You may need to change your locks to stronger ones to keep out would-be burglars. For more detailed information about choosing a lock, read What's the best way to prevent a thief from entering your home?. To learn more about residential crime prevention, visit the links on the next page.
Do porch lights or house lights stop a burglary? HowStuffWorks looks at whether outside lights are a good burglary deterrent.
- How do motion-sensing lights and burglar alarms work?
- What's the best way to prevent a thief from entering your home?
- How Burglar Alarms Work
- How Lock Picking Works
- How Locks Work
- How a Panic Room Works
- How Combination Locks Work
- Curiosity Project: How can thieves steal your personal information?
- Home-Security Tips
- Lock Picking Quiz
- Curiosity Project: What do art thieves do with the art they steal?
More Great Links
- Bureau of Justice Statistics. "Percent of victimizations reported to the police, by type of crime and form of tenure." 1998 - 2004. (June 4, 2008)http://www.ojp.usdoj.gov/bjs/pub/pdf/cvus/previous/cvus98.pdf
- Kraeutler, Tom. "Protect Your Home From Break-Ins During the Holidays." AOL Real Estate. (May 29, 2008)http://realestate.aol.com/article/improve/_a/protect-your-home-from-break-ins-during/20061117115309990001
- National Crime Prevention Council. "Burglary Prevention -- Facts and Statistics." Oct. 3, 2006. (May 29, 2008)http://www.ncpc.org/about/crime-prevention-month/2006-cpm-newspaper-supplement.pdf
- Olsen, Martha Stevenson. "Keeping Home Safe and Sound." The New York Times. Aug. 4, 2002. (May 29, 2008)http://query.nytimes.com/gst/fullpage.html?res=9A06E6DE1038F937A3575BC0A9649C8B63
- Sampson, Rana. "False Burglar Alarms." Office of Community Oriented Policing Services." 2001. (May 30, 2008)http://www.cops.usdoj.gov/pdf/e05021556.pdf
- Sullivan, Lara. "Burglaries on the Decline in the United States. NPR. March 11, 2008. (May 29, 2008)http://www.npr.org/templates/story/story.php?storyId=88074698

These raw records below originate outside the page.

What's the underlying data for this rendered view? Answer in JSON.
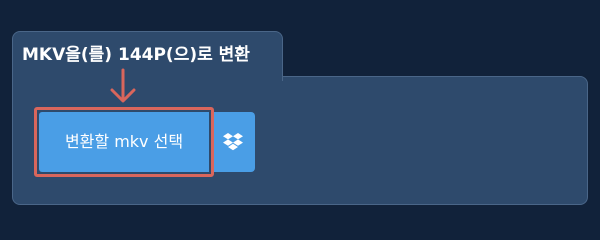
{
  "panel": {
    "title": "MKV을(를) 144P(으)로 변환"
  },
  "uploader": {
    "select_label": "변환할 mkv 선택",
    "dropbox_icon": "dropbox-icon",
    "dropbox_aria": "Dropbox"
  },
  "colors": {
    "page_background": "#11223a",
    "panel_background": "#2e4a6c",
    "button_blue": "#4a9ee6",
    "highlight_red": "#d9665c"
  }
}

- The Washington Post. "Playing It Safe At Home." June 6, 2002.
- US Fed News Service. "Keep Doors, Windows Secure to Prevent Summer Home Burglaries." June 20, 2006.